*Exercise prompt:*
In the records that follow, find each line with "SLTU" and pull it out.

*Material supplied:*
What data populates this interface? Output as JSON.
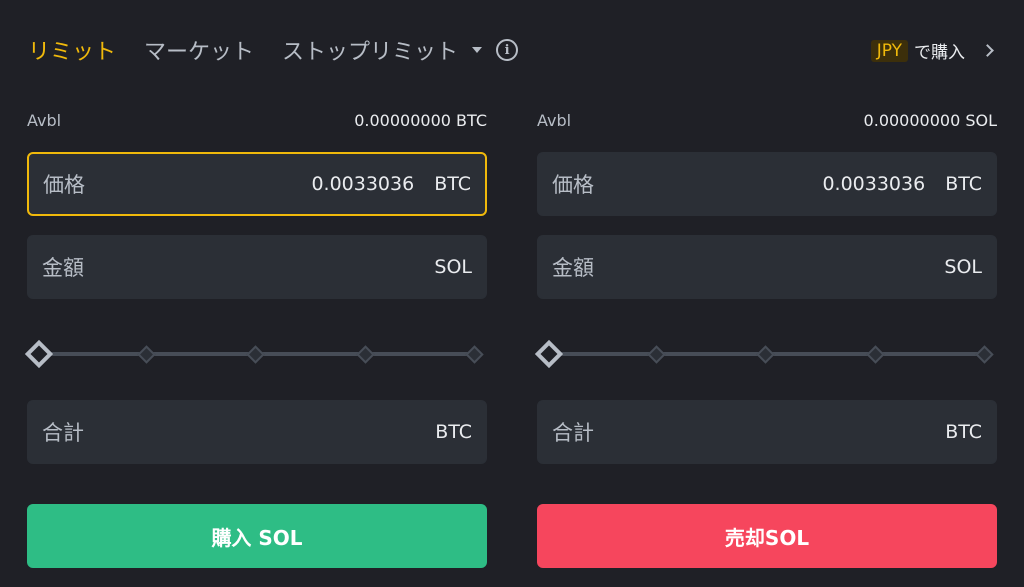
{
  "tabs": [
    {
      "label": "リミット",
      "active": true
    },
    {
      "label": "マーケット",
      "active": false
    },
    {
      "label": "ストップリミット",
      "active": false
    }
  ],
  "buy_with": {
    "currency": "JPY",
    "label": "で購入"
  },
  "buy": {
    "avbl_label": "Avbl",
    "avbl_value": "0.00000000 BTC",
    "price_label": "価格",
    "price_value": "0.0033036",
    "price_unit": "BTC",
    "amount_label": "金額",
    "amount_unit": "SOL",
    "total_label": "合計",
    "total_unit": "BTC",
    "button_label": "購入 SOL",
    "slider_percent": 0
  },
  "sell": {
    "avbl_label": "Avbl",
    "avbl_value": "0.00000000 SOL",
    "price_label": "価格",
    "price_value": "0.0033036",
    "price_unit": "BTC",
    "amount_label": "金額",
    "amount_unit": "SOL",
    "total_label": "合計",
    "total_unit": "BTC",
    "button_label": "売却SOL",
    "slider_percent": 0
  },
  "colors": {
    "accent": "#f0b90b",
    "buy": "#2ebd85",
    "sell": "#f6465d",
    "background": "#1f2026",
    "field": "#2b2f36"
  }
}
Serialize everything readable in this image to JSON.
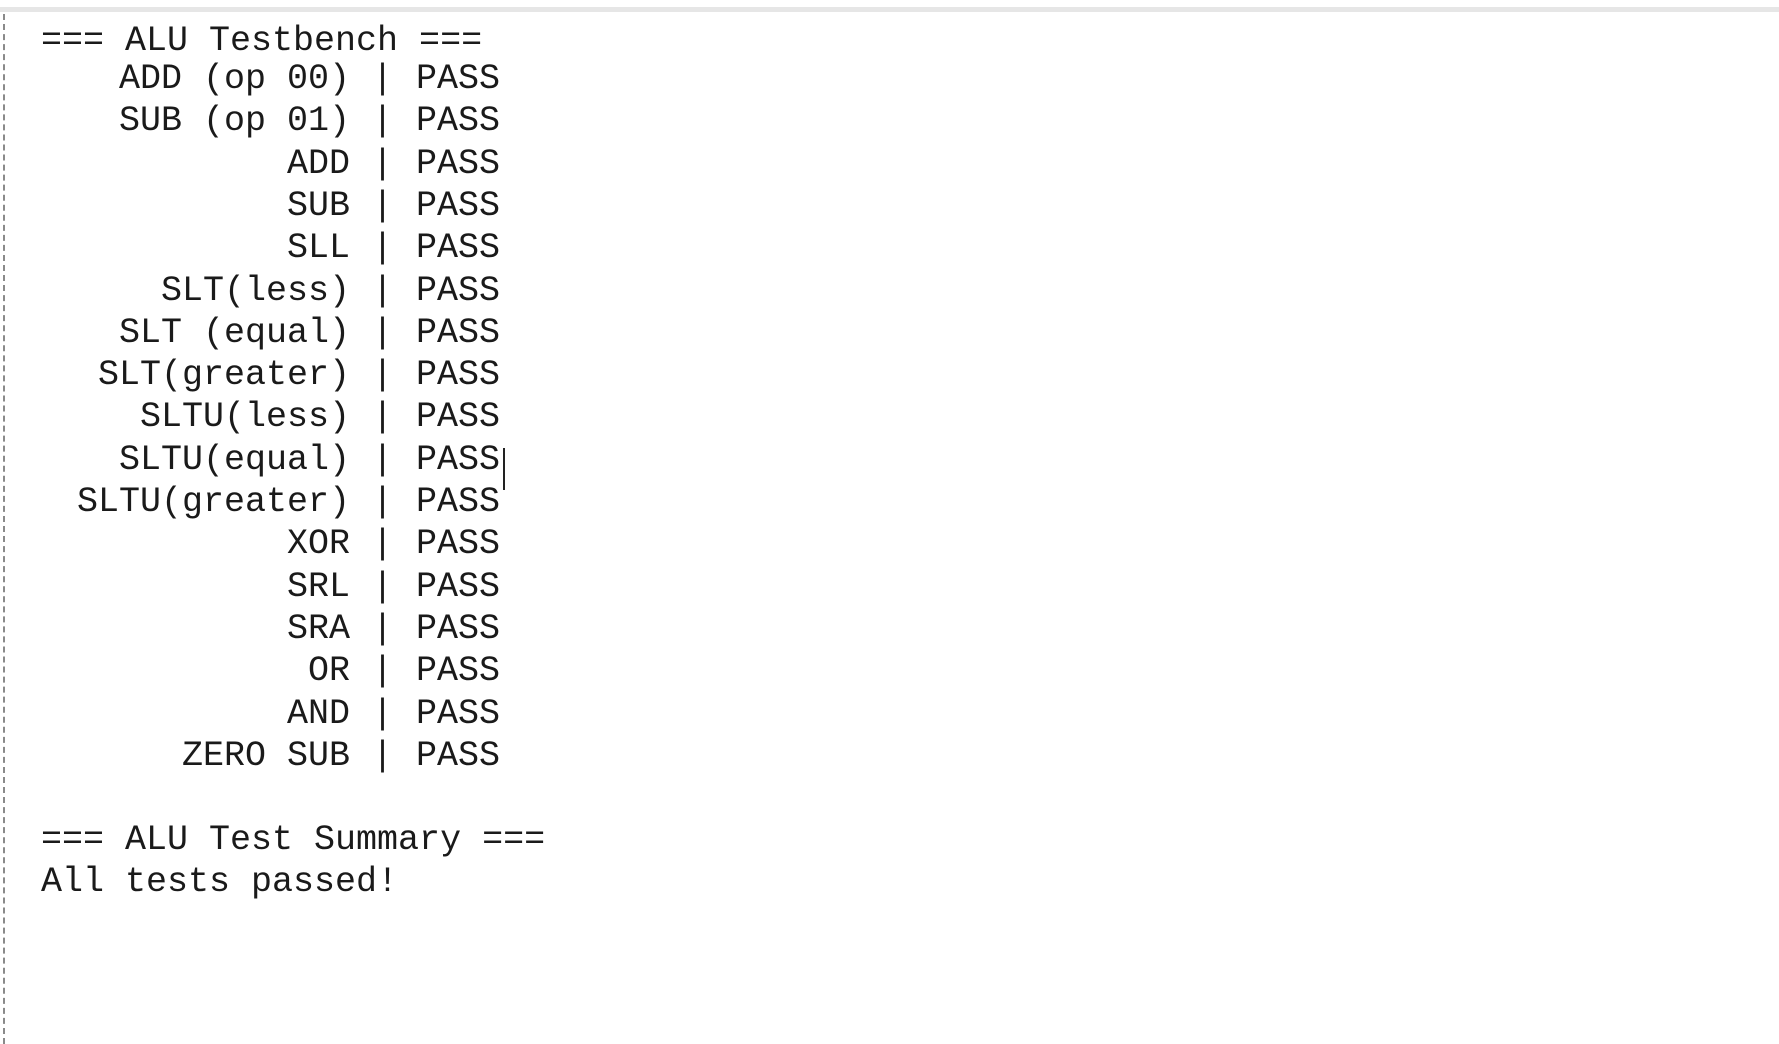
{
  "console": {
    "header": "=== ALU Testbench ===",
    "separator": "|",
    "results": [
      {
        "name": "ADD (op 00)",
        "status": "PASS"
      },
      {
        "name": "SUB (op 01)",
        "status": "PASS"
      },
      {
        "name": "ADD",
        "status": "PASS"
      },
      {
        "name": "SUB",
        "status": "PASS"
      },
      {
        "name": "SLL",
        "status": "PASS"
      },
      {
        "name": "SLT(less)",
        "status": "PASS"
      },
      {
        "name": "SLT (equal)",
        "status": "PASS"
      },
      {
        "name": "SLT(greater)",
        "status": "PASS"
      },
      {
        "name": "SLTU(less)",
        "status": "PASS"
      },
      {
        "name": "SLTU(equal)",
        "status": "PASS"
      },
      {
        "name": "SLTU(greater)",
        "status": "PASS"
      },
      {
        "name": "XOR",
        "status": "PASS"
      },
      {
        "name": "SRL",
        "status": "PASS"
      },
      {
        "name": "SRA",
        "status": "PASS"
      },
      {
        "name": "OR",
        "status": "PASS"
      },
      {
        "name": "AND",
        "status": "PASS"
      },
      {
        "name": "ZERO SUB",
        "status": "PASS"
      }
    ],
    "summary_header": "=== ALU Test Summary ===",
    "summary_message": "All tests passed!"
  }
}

*Response area:*
        "name": "SLTU(less)",
        "name": "SLTU(equal)",
        "name": "SLTU(greater)",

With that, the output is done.